From: D Hugh-Jones <dash2@xxxxxxxxxxxxxxxx>
Date: Wed, 22 May 1996 22:56:25 +0100 (BST)
On Thu, 23 May 1996 Hugh.Roberts@xxxxxxxxx wrote:
> I'm a bit perturbed by the absolutism of this view of moral responsibility.
> I feel like I'm reading a tract by one of the Enlightenment radicals -
> William Godwin, perhaps. Isn't this the same view of the individual's
> relationship to society which is going to produce the Panopticon? An ethical
> universalism is part and parcel of the totalitarianism of knowledge/power
> which demands absolute visibility: that which is hidden is that which
> escapes from control. Godwin, indeed, argues from our universal moral
> responsibility to a utopian future society regulated by neighbourly
> Of course, I share Colin's impulse not to let people hide behind a
> "cultural/nationalist/statist card" to justify political inactivity, but I
> think his vision of absolute and universal ethical responsibility is not
> only undesirable, but unworkable.

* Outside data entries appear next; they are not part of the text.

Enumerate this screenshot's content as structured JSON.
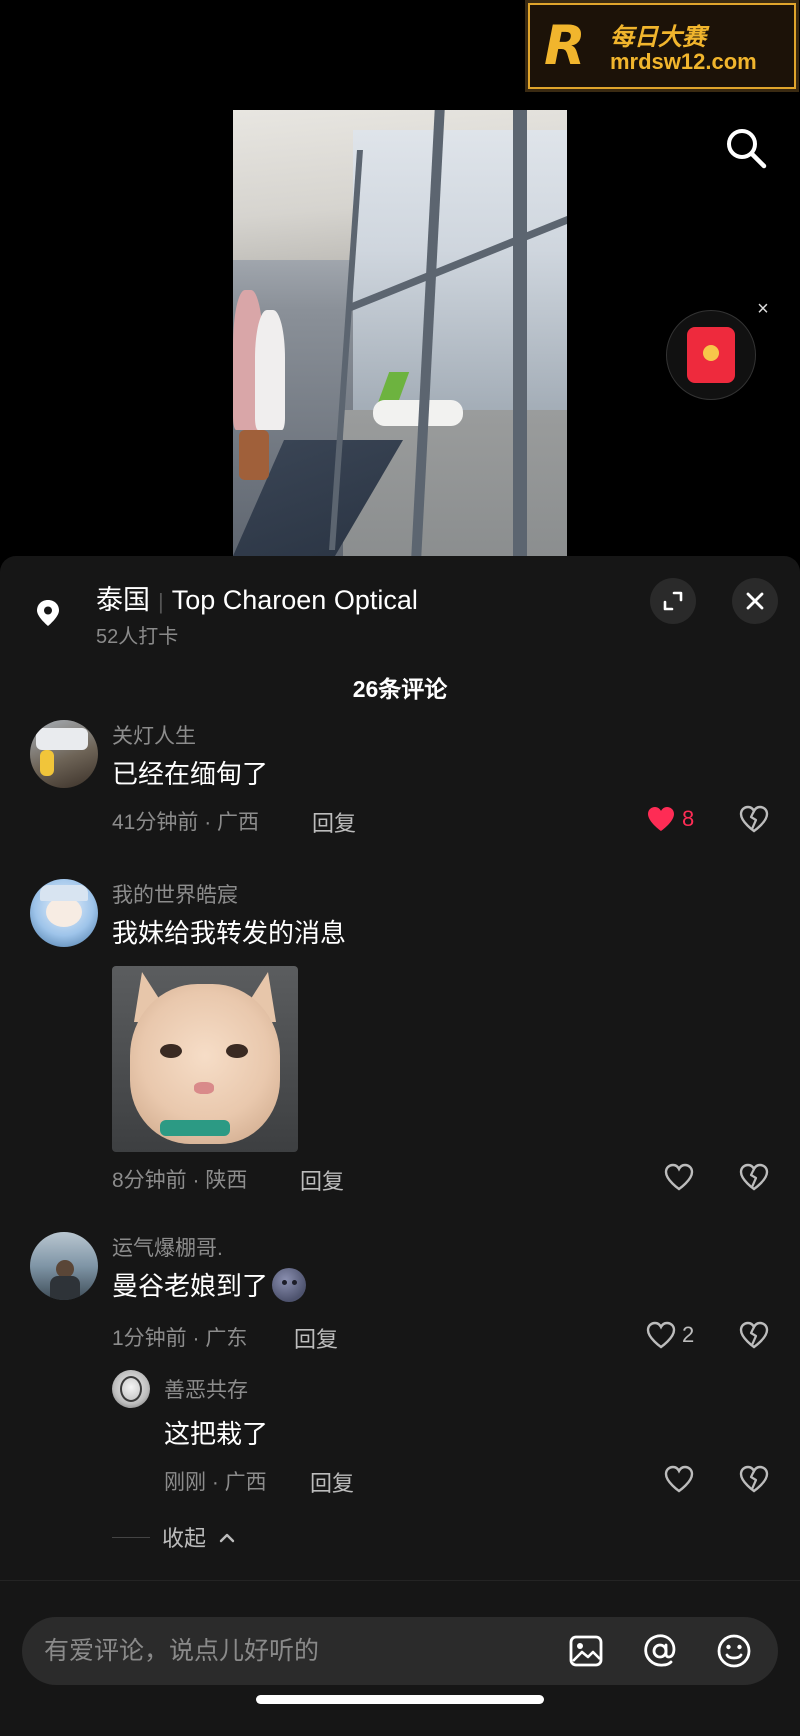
{
  "watermark": {
    "logo": "R",
    "title": "每日大赛",
    "url": "mrdsw12.com"
  },
  "video": {
    "search_label": "搜索"
  },
  "location": {
    "country": "泰国",
    "place": "Top Charoen Optical",
    "checkins": "52人打卡"
  },
  "comments_header": "26条评论",
  "comments": [
    {
      "name": "关灯人生",
      "text": "已经在缅甸了",
      "time": "41分钟前 · 广西",
      "reply": "回复",
      "likes": "8",
      "liked": true
    },
    {
      "name": "我的世界皓宸",
      "text": "我妹给我转发的消息",
      "time": "8分钟前 · 陕西",
      "reply": "回复",
      "likes": "",
      "liked": false
    },
    {
      "name": "运气爆棚哥.",
      "text": "曼谷老娘到了",
      "time": "1分钟前 · 广东",
      "reply": "回复",
      "likes": "2",
      "liked": false
    }
  ],
  "reply": {
    "name": "善恶共存",
    "text": "这把栽了",
    "time": "刚刚 · 广西",
    "reply": "回复"
  },
  "collapse_label": "收起",
  "input": {
    "placeholder": "有爱评论，说点儿好听的"
  },
  "colors": {
    "sheet_bg": "#161616",
    "like_red": "#fe2c55",
    "text_muted": "#8c8c8c"
  }
}
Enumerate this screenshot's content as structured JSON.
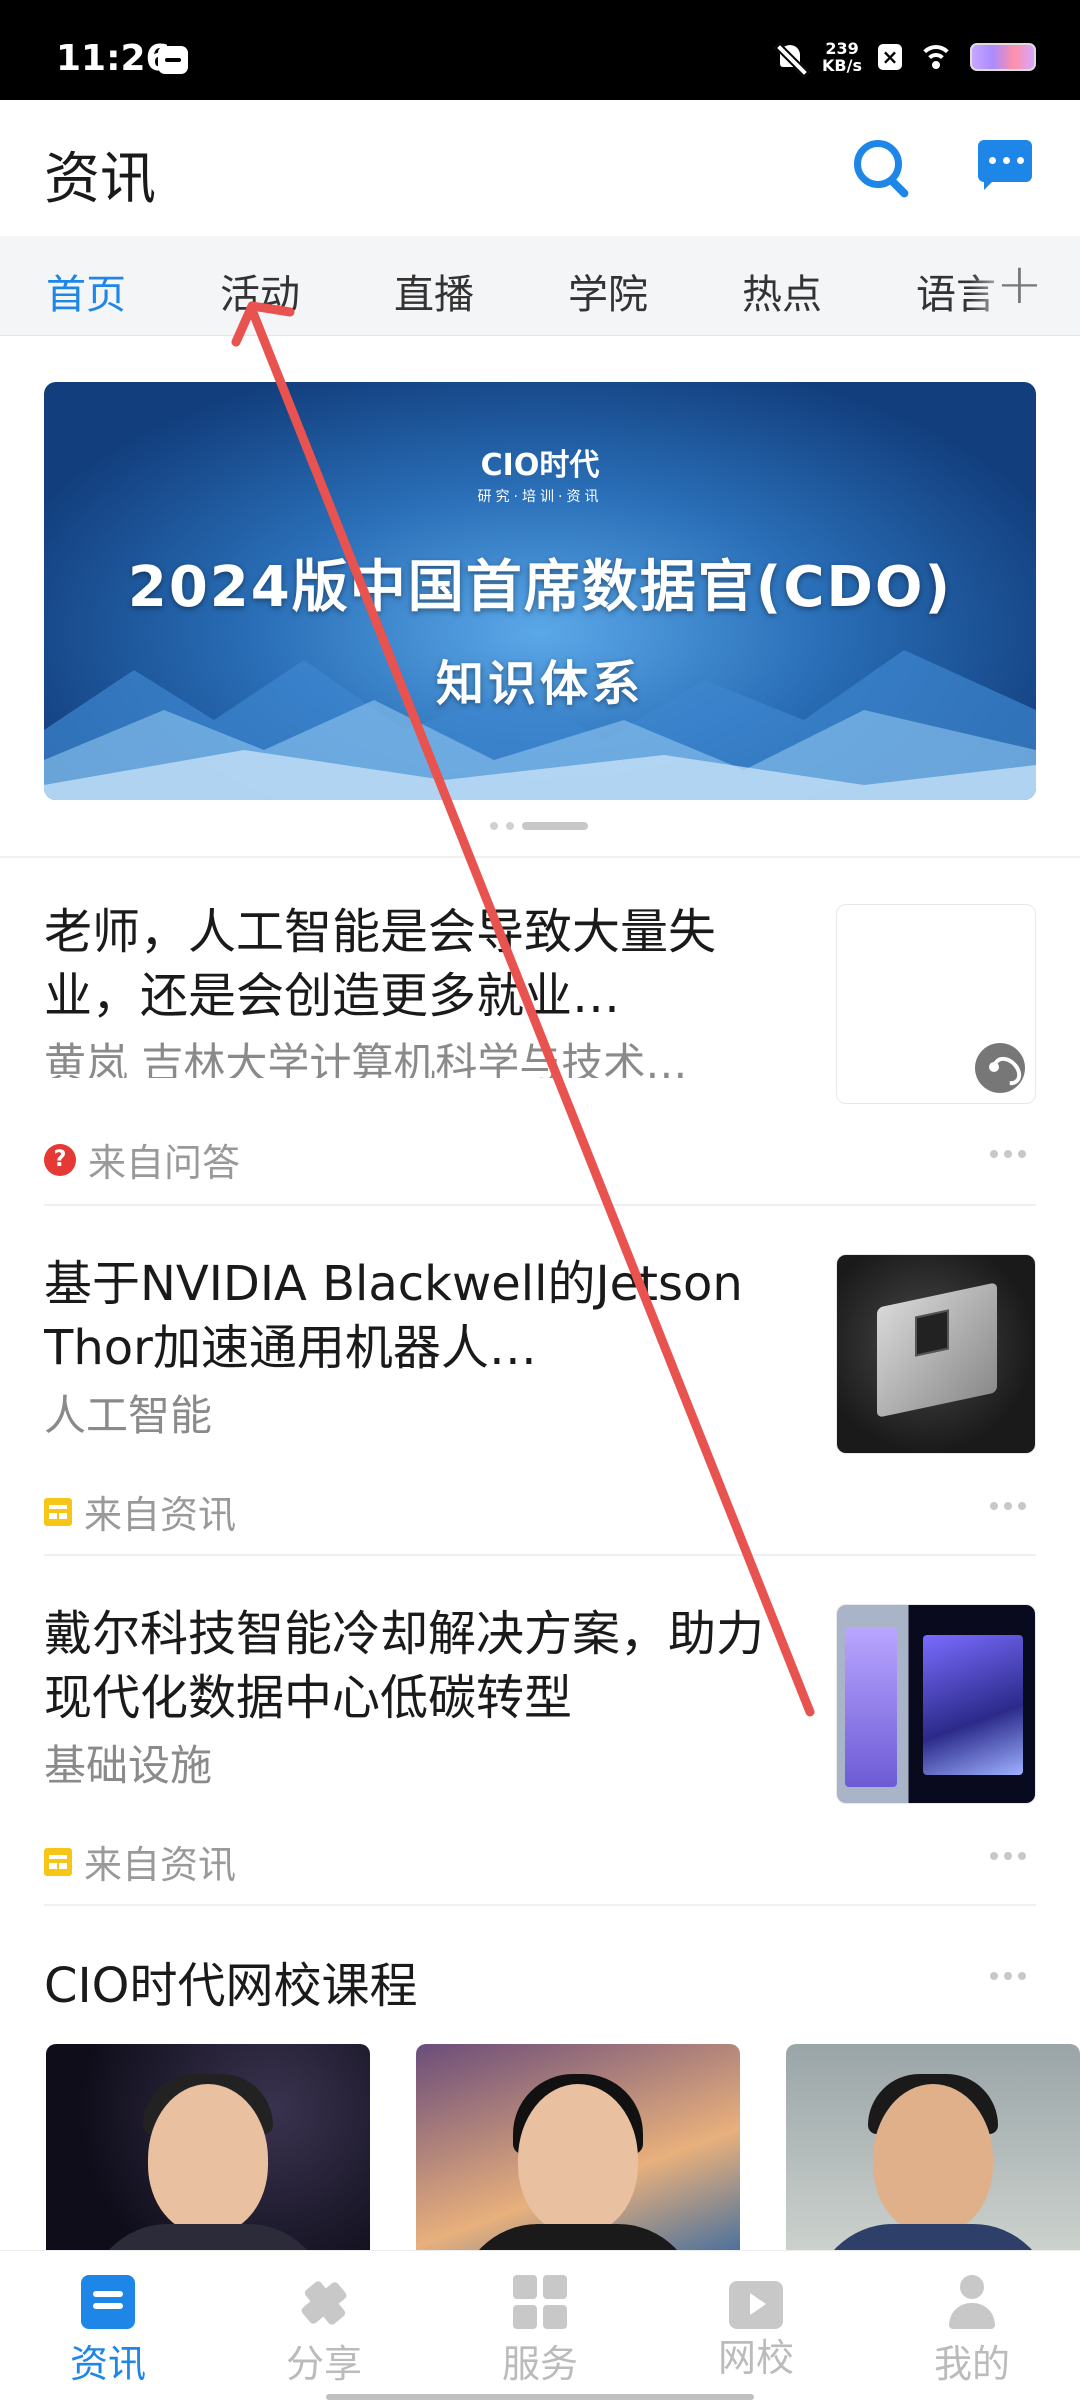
{
  "status_bar": {
    "time": "11:26",
    "net_speed_value": "239",
    "net_speed_unit": "KB/s"
  },
  "header": {
    "title": "资讯"
  },
  "tabs": [
    {
      "label": "首页",
      "active": true
    },
    {
      "label": "活动",
      "active": false
    },
    {
      "label": "直播",
      "active": false
    },
    {
      "label": "学院",
      "active": false
    },
    {
      "label": "热点",
      "active": false
    },
    {
      "label": "语言",
      "active": false
    }
  ],
  "banner": {
    "logo_text": "CIO时代",
    "logo_tagline": "研究·培训·资讯",
    "headline": "2024版中国首席数据官(CDO)",
    "subheadline": "知识体系"
  },
  "feed": [
    {
      "title": "老师，人工智能是会导致大量失业，还是会创造更多就业…",
      "subtitle": "黄岚 吉林大学计算机科学与技术…",
      "source": "来自问答",
      "source_icon": "question-icon"
    },
    {
      "title": "基于NVIDIA Blackwell的Jetson Thor加速通用机器人…",
      "subtitle": "人工智能",
      "source": "来自资讯",
      "source_icon": "news-icon"
    },
    {
      "title": "戴尔科技智能冷却解决方案，助力现代化数据中心低碳转型",
      "subtitle": "基础设施",
      "source": "来自资讯",
      "source_icon": "news-icon"
    }
  ],
  "courses": {
    "title": "CIO时代网校课程"
  },
  "bottom_nav": [
    {
      "label": "资讯",
      "icon": "news-icon",
      "active": true
    },
    {
      "label": "分享",
      "icon": "share-icon",
      "active": false
    },
    {
      "label": "服务",
      "icon": "services-icon",
      "active": false
    },
    {
      "label": "网校",
      "icon": "tv-icon",
      "active": false
    },
    {
      "label": "我的",
      "icon": "profile-icon",
      "active": false
    }
  ],
  "colors": {
    "accent": "#1e86e6",
    "annotation_arrow": "#e8524f",
    "question_badge": "#e53935",
    "news_badge": "#f5c518"
  }
}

If I am "responsible" for everything that
> happens which I could, conceivably, have prevented, then the concept of
> "responsibility" becomes so empty that I need no longer feel "responsible"
> for anything. Every murder that will happen in the world next week is my
> "responsibility", according to Colin's system, because I could, conceivably,
> sell everything I own and buy a ticket to wherever I think a murder might be
> likely to take place and have a go at trying to stop it. If I fail to do
> that - and, of course, in 99.99% of cases I must fail - I am, according to
> this theory, *just* as responsible as Colin would be if he stood by while
> his wife murdered their only child, knowing full well that he was capable of
> stopping her: I have failed to do everything within my power to stop a
> murder that is just as much my responsibility to stop as any other. (You can
> instantly see where the Panopticon comes in here, can't you? If only I could
> *know* everything that was going on in the world then I might be able to
> live up to this universal ethical burden . . .).
> I doubt it is wise to define "living well" in such a way that nobody could
> possibly achieve it, Colin. I think the end product will probably be apathy
> rather than a global commitment to change.
> Hugh Roberts
Phew, here comes the cavalry, just when I thought F was disappearing
irrevocably from view.
Dave Hugh-Jones So what's it all about Alfie? Have you ever seen the
dash2@xxxxxxxxx moon? It's a little whitish bluish thing that floats
about the sky. It's very very round and "they" say
that man invented the wheel.
Homeless person, 1995